Over the past five years, both Lowe's (LOW) and Home Depot (HD) have outperformed the S&P 500's 104% gain with LOW up 160% while HD is up 288%. While holders of Home Depot have done better, shareholders in LOW have cannot be too upset about its performance. As both companies are levered to housing prices with consumers spending more to refurbish their home when its value is rising, some investors might be considering investing in Lowe's rather than Home Depot on the hope that it catches up to HD's performance. However, I believe that Home Depot remains the better buy because the company is simply performing much better as the most recent quarterly results show.
Home Depot reported a superb quarter (available here) with revenue increasing 7.4% year over year. Overall same store sales were up 7.4% while U.S. stores were up a blistering 8.2%. Thanks to stronger sales, earnings zoomed 28% to $0.95. Operating margins were 11.8% compared to 9.6% last year. Whenever same store sales are increasing by more than 5%, I expect to see a notable uptick in margins as there are significant fixed costs, like rent and components of SG&A that barely budge from increasing sales. As such, nearly all of the incremental gross margin flows straight to the bottom line. With continual growth, I am looking for continued margin expansion in 2014.
This quarter was simply fantastic as revenue came in $700 million ahead of management forecast while EPS was $0.10 better, allowing management to increase its 2013 guidance to a still conservative $3.72, which I think the company will probably best by $0.05-$0.08. Management is not yet offering official 2014 guidance. However, I think it is fair to expect continued strong sales growth with revenue growing about 6% to $83 billion. With this sales growth and a modest increase in margins, I would look for earnings on a share count neutral basis of $4.38. However, Home Depot has been buying back about $2-$2.25 billion in stock every quarter. I expect a similar pace in 2014, which would push EPS towards $4.55-$4.60. This means HD is trading at 17.4x 2014 earnings.
Lowe's reported a less robust quarter that mixed signs of strength with signs of weakness (report available here). Revenue grew 7.3% while overall same store sales were up 6.2%. In the U.S., same store sales were up 5.8%. These numbers are certainly not bad, but they do noticeably lag Home Depot, which has been the trend for four years. Lowe's, while benefitting from a strong underlying market, continues to lose market share. On these numbers, Lowe's did raise EPS guidance to $2.15 from $2.10, but that forecast is below the street's $2.19, suggesting a relatively weak holiday shopping season.
My big concern is that Lowe's is guiding to relatively weak operating margins of up 75bp year over year.

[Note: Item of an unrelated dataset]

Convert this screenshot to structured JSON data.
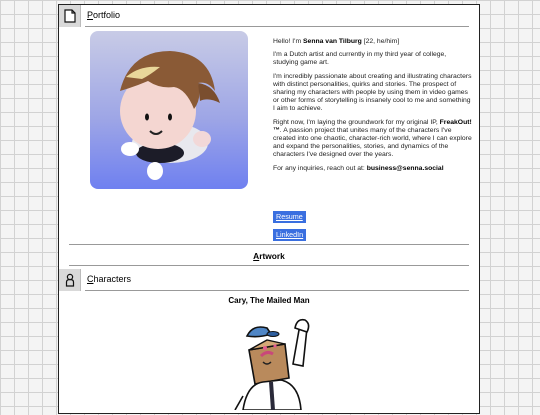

Home Depot has ramped them 220bp, which suggests Lowe's is not getting nearly as much operating leverage from increased sales. On the conference call, management noted that appliance margins were under pressure, making me believe some of this sales growth is due to increased promotional activity in an effort to keep share against Home Depot. Moreover in the first nine months of their fiscal year, Lowe's improved operating margins by 91bp from 5.26% to 6.17%. Guidance suggests significant margin compression in the critical holiday quarter. To guide to weaker margins when sales are up noticeably indicates a significant lack of pricing power that is indicative of declining market share.
This quarter continues the trend of Home Depot outperforming and taking business from Lowe's. I expect this to continue in 2014 because Lowe's guidance suggests management expects continued share loss. I would look for 4% sales growth to about $55 billion. With an aggressive share buyback and margins that should stabilize given cost cut measures, I would look for $2.40-$2.45 in EPS. This means after the 6% earnings drop, Lowe's is still trading at 19.5x 2014 numbers.
While both companies are benefitting from long postponed home improvement projects, Home Depot continues to outperform Lowe's. It is growing sales more quickly, gaining share, and improving margins at a far better clip. Yet despite its far superior competitive position, shares of HD are trading at a notable discount to LOW as investors jumped into Lowe's hoping it could gain ceded share. This quarter makes that thesis very tenuous at best as HD continues to execute at the expense of Lowe's. With significant revenue and profit growth, I am a buyer of HD and believe it will pass $90 in 2014 while I would be a seller of Lowe's all the way to $40. Home Depot should not trade at a discount to Lowe's, and I would rotate into HD here.